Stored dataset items
################
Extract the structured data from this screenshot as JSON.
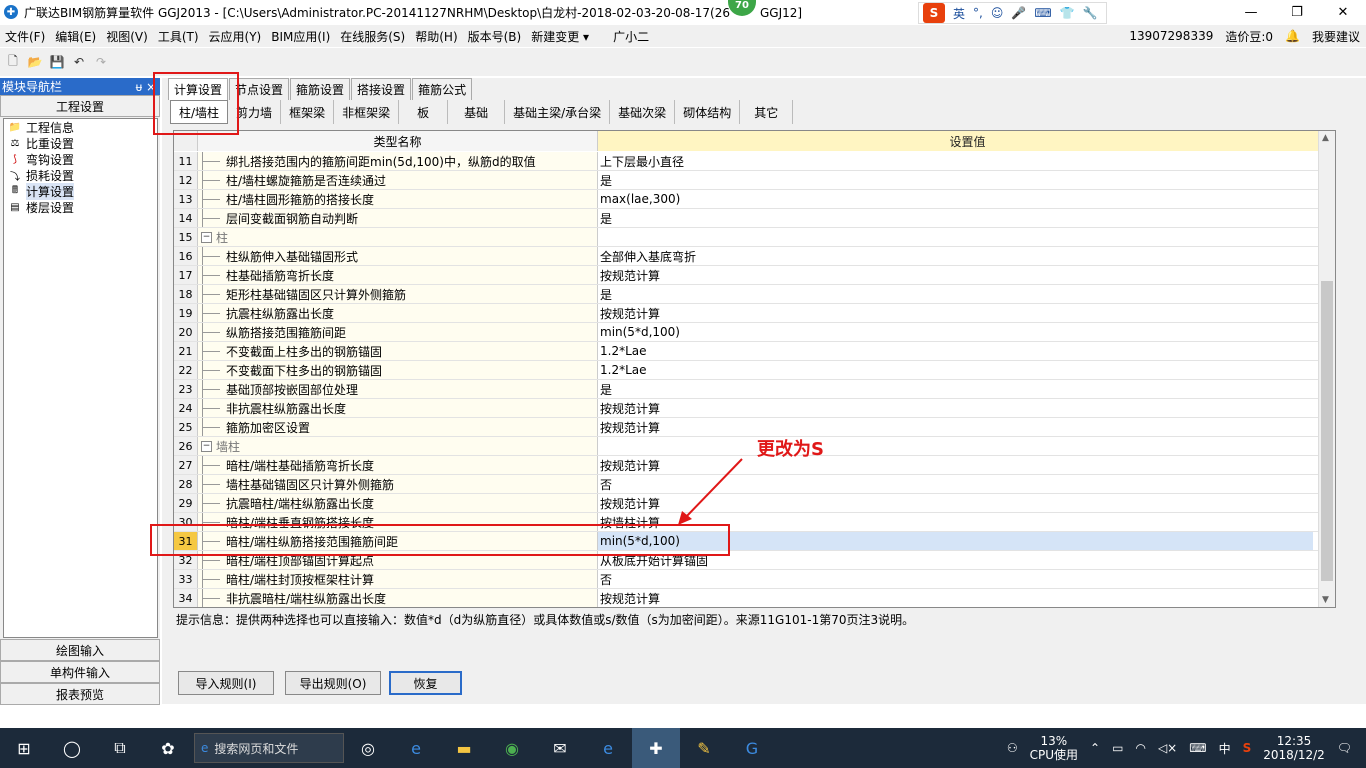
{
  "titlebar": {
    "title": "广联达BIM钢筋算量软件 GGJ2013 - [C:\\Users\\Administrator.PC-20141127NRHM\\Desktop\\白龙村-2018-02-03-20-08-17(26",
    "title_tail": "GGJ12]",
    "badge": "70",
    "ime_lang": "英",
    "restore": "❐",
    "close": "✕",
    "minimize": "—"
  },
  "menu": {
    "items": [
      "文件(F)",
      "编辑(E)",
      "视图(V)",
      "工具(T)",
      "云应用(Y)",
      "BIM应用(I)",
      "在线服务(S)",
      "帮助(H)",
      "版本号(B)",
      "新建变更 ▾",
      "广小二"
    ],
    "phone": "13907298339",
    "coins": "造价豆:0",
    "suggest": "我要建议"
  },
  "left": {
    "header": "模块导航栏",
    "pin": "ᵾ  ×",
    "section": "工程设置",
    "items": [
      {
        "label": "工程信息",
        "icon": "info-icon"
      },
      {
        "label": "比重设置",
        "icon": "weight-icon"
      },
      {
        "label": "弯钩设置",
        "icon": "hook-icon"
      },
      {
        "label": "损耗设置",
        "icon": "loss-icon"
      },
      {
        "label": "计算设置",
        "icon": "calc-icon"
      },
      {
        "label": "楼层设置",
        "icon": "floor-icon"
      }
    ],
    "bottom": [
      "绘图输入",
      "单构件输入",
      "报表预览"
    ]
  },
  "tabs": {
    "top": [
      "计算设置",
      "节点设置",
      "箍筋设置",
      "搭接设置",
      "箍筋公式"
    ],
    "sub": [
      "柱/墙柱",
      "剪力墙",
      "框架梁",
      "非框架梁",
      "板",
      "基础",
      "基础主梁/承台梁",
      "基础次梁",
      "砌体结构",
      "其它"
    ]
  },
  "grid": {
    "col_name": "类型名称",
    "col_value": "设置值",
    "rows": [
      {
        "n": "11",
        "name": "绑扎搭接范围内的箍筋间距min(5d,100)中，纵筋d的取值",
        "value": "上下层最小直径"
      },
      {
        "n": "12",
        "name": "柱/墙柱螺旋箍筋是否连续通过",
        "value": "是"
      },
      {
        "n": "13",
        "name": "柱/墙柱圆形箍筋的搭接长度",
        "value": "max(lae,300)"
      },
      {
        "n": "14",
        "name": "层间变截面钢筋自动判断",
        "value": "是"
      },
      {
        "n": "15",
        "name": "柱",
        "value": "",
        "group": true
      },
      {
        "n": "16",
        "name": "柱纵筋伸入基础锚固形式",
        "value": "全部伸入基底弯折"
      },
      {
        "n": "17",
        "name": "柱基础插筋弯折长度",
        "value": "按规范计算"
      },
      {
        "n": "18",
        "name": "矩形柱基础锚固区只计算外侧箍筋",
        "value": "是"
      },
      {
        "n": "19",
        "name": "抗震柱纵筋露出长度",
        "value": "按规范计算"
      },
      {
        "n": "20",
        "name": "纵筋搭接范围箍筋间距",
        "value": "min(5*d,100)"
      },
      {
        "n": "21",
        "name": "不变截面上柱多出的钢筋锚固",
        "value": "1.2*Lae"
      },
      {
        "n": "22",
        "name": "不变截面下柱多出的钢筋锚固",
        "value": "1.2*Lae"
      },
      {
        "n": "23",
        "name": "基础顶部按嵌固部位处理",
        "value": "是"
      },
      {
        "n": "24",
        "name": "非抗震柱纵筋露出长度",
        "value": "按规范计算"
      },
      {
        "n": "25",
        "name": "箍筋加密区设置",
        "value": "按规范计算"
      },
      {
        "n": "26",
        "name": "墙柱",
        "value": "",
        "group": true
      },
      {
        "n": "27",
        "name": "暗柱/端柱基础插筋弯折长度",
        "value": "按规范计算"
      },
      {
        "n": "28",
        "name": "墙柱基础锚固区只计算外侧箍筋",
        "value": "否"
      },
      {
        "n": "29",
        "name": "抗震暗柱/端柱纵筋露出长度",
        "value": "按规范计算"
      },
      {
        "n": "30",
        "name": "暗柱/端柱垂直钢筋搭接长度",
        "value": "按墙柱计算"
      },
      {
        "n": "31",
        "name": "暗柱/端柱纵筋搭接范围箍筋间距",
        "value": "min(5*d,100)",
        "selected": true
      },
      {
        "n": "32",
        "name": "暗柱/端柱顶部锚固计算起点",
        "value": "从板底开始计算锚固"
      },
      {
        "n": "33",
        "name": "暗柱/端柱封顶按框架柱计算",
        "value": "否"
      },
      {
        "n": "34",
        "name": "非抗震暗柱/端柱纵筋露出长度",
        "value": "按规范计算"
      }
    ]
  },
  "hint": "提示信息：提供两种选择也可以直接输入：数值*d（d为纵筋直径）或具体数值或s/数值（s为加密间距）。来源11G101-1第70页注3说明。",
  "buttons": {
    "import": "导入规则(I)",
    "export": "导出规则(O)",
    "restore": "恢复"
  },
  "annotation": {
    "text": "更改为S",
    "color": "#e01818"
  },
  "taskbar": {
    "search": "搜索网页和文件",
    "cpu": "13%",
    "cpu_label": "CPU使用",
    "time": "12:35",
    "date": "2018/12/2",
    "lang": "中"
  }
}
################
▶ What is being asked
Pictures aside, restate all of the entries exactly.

▶ Written solution
Extract the structured data from this screenshot as JSON.
{
  "titlebar": {
    "title": "广联达BIM钢筋算量软件 GGJ2013 - [C:\\Users\\Administrator.PC-20141127NRHM\\Desktop\\白龙村-2018-02-03-20-08-17(26",
    "title_tail": "GGJ12]",
    "badge": "70",
    "ime_lang": "英",
    "restore": "❐",
    "close": "✕",
    "minimize": "—"
  },
  "menu": {
    "items": [
      "文件(F)",
      "编辑(E)",
      "视图(V)",
      "工具(T)",
      "云应用(Y)",
      "BIM应用(I)",
      "在线服务(S)",
      "帮助(H)",
      "版本号(B)",
      "新建变更 ▾",
      "广小二"
    ],
    "phone": "13907298339",
    "coins": "造价豆:0",
    "suggest": "我要建议"
  },
  "left": {
    "header": "模块导航栏",
    "pin": "ᵾ  ×",
    "section": "工程设置",
    "items": [
      {
        "label": "工程信息",
        "icon": "info-icon"
      },
      {
        "label": "比重设置",
        "icon": "weight-icon"
      },
      {
        "label": "弯钩设置",
        "icon": "hook-icon"
      },
      {
        "label": "损耗设置",
        "icon": "loss-icon"
      },
      {
        "label": "计算设置",
        "icon": "calc-icon"
      },
      {
        "label": "楼层设置",
        "icon": "floor-icon"
      }
    ],
    "bottom": [
      "绘图输入",
      "单构件输入",
      "报表预览"
    ]
  },
  "tabs": {
    "top": [
      "计算设置",
      "节点设置",
      "箍筋设置",
      "搭接设置",
      "箍筋公式"
    ],
    "sub": [
      "柱/墙柱",
      "剪力墙",
      "框架梁",
      "非框架梁",
      "板",
      "基础",
      "基础主梁/承台梁",
      "基础次梁",
      "砌体结构",
      "其它"
    ]
  },
  "grid": {
    "col_name": "类型名称",
    "col_value": "设置值",
    "rows": [
      {
        "n": "11",
        "name": "绑扎搭接范围内的箍筋间距min(5d,100)中，纵筋d的取值",
        "value": "上下层最小直径"
      },
      {
        "n": "12",
        "name": "柱/墙柱螺旋箍筋是否连续通过",
        "value": "是"
      },
      {
        "n": "13",
        "name": "柱/墙柱圆形箍筋的搭接长度",
        "value": "max(lae,300)"
      },
      {
        "n": "14",
        "name": "层间变截面钢筋自动判断",
        "value": "是"
      },
      {
        "n": "15",
        "name": "柱",
        "value": "",
        "group": true
      },
      {
        "n": "16",
        "name": "柱纵筋伸入基础锚固形式",
        "value": "全部伸入基底弯折"
      },
      {
        "n": "17",
        "name": "柱基础插筋弯折长度",
        "value": "按规范计算"
      },
      {
        "n": "18",
        "name": "矩形柱基础锚固区只计算外侧箍筋",
        "value": "是"
      },
      {
        "n": "19",
        "name": "抗震柱纵筋露出长度",
        "value": "按规范计算"
      },
      {
        "n": "20",
        "name": "纵筋搭接范围箍筋间距",
        "value": "min(5*d,100)"
      },
      {
        "n": "21",
        "name": "不变截面上柱多出的钢筋锚固",
        "value": "1.2*Lae"
      },
      {
        "n": "22",
        "name": "不变截面下柱多出的钢筋锚固",
        "value": "1.2*Lae"
      },
      {
        "n": "23",
        "name": "基础顶部按嵌固部位处理",
        "value": "是"
      },
      {
        "n": "24",
        "name": "非抗震柱纵筋露出长度",
        "value": "按规范计算"
      },
      {
        "n": "25",
        "name": "箍筋加密区设置",
        "value": "按规范计算"
      },
      {
        "n": "26",
        "name": "墙柱",
        "value": "",
        "group": true
      },
      {
        "n": "27",
        "name": "暗柱/端柱基础插筋弯折长度",
        "value": "按规范计算"
      },
      {
        "n": "28",
        "name": "墙柱基础锚固区只计算外侧箍筋",
        "value": "否"
      },
      {
        "n": "29",
        "name": "抗震暗柱/端柱纵筋露出长度",
        "value": "按规范计算"
      },
      {
        "n": "30",
        "name": "暗柱/端柱垂直钢筋搭接长度",
        "value": "按墙柱计算"
      },
      {
        "n": "31",
        "name": "暗柱/端柱纵筋搭接范围箍筋间距",
        "value": "min(5*d,100)",
        "selected": true
      },
      {
        "n": "32",
        "name": "暗柱/端柱顶部锚固计算起点",
        "value": "从板底开始计算锚固"
      },
      {
        "n": "33",
        "name": "暗柱/端柱封顶按框架柱计算",
        "value": "否"
      },
      {
        "n": "34",
        "name": "非抗震暗柱/端柱纵筋露出长度",
        "value": "按规范计算"
      }
    ]
  },
  "hint": "提示信息：提供两种选择也可以直接输入：数值*d（d为纵筋直径）或具体数值或s/数值（s为加密间距）。来源11G101-1第70页注3说明。",
  "buttons": {
    "import": "导入规则(I)",
    "export": "导出规则(O)",
    "restore": "恢复"
  },
  "annotation": {
    "text": "更改为S",
    "color": "#e01818"
  },
  "taskbar": {
    "search": "搜索网页和文件",
    "cpu": "13%",
    "cpu_label": "CPU使用",
    "time": "12:35",
    "date": "2018/12/2",
    "lang": "中"
  }
}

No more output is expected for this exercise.